Piazza Redesign
A mobile redesign of the classroom discussion forum.
Piazza is an online discussion and Q&A forum used by schools, specifically by STEM classes in universities.
It serves as the main mode of communication between students and instructors. Students use the platform to ask questions about topics ranging anywhere from course material to general course logistics.
The Problem
As someone who has used Piazza as a student and instructor, I understood many of the usability issues and disappointing user interface from both ends.

One of the key features that make Piazza so useful is its ability to make the classroom feel smaller by connecting students directly with the teaching staff. For students enrolled in huge classes at Berkeley(professors have asked for students not to come to physical lecture and, instead, watch online webcast videos), Piazza is a refuge where both parties—students and teachers—get to ask and answer questions on their own time. Unfortunately, the organization of the application is confusing, jumbled, and frustrating to use.
Current screen views of Piazza, on mobile.
After conducting user research on the current use of the app, I concluded that the biggest areas for improvement would be the organization of posts, flow of answering questions(particularly in threads), emphasis of existing key features, and the sense of a classroom feeling.

I also saw a huge opportunity to give the user interface a much-needed facelift that could bring Piazza into the present with a modern look and feel.

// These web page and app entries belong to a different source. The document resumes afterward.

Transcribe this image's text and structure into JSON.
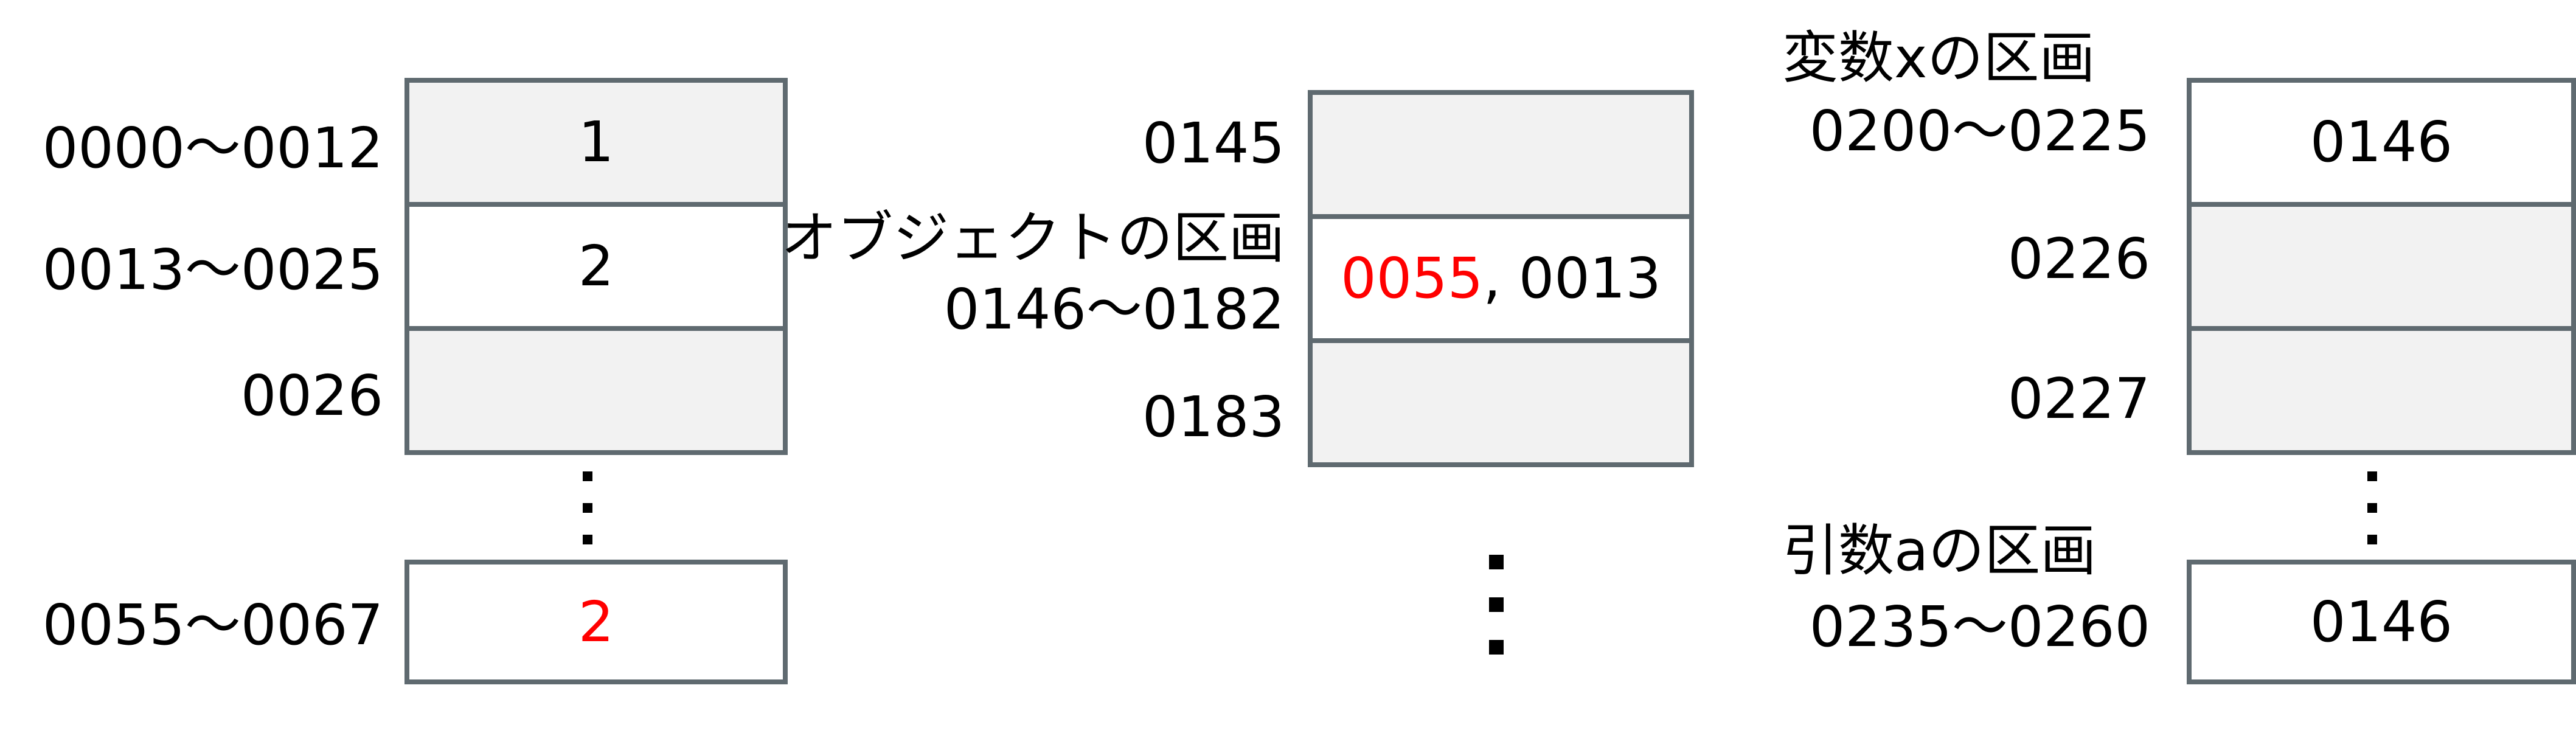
{
  "colors": {
    "highlight": "#ff0000",
    "border": "#5f6a70",
    "shaded_fill": "#f2f2f2",
    "text": "#000000"
  },
  "left_memory": {
    "rows": [
      {
        "address": "0000〜0012",
        "value": "1"
      },
      {
        "address": "0013〜0025",
        "value": "2"
      },
      {
        "address": "0026",
        "value": ""
      },
      {
        "address": "0055〜0067",
        "value": "2"
      }
    ]
  },
  "middle_memory": {
    "object_section_label": "オブジェクトの区画",
    "rows": [
      {
        "address": "0145",
        "value": ""
      },
      {
        "address": "0146〜0182",
        "value_highlight": "0055",
        "value_rest": ", 0013"
      },
      {
        "address": "0183",
        "value": ""
      }
    ]
  },
  "right_memory": {
    "variable_section_label": "変数xの区画",
    "argument_section_label": "引数aの区画",
    "rows": [
      {
        "address": "0200〜0225",
        "value": "0146"
      },
      {
        "address": "0226",
        "value": ""
      },
      {
        "address": "0227",
        "value": ""
      },
      {
        "address": "0235〜0260",
        "value": "0146"
      }
    ]
  }
}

Design Goals
Categorization of Posts
There is currently no organization to the mass amount of questions. Students must be exact when searching for a post that can often be buried during high traffic times, such as project and homework deadlines.
Validation Metric
One of the current action items for a user is to “Good Question” or “Good Note” a post. I decided to generalize the system into “likes.” The “Most Popular” posts are intuitively the ones with the most likes.
Classroom Feeling
Piazza's current design does not lend itself to an incredibly social environment. I hoped in emphasizing both students’ and teachers’ identities would a more social, relaxed user experience for all parties.
Thread Organization
Many questions turn into lengthy discussions with the “Followup” feature. With the feature of anonymity in followups, it is unclear who is talking to who when the threads become long, despite the importance of the feature.
I started first by tackling what was said to be a tedious flow for one of the most important actions— asking a question.
Old user flow for asking a question.
New, redesigned user flow.
Mid Fidelity Mocks
I started first by tackling what was said to be a tedious flow for one of the most important actions— asking a question.
Redesigned Landing
Design Justifications
  1. Category Headers
    A level of organization given to posts: newest, popular, pinned, and following.
  2. Easy-Access Follow
    Users can quickly follow a question when a user feels connected to a post.
  3. Easy "Like"
    The ability to let the student “like” a post when they feel related to it.
Redesigned mid-fidelity screens.
High Fidelity Mocks
Asking a question.
Answering a question.
Following a question.
Endorsing a question (available only for staff of the course)
Creating a thread.
Category tabs.
Piazza is truthfully one of the most utilized, free tools at Berkeley. By improving the accessibility and usability of such an important academic resource, we can improve the overall experience for both the student and the instructors. I truly hope Piazza is able to see the importance of user flow, and ultimately, move the application in the direction where students feel excited to use it.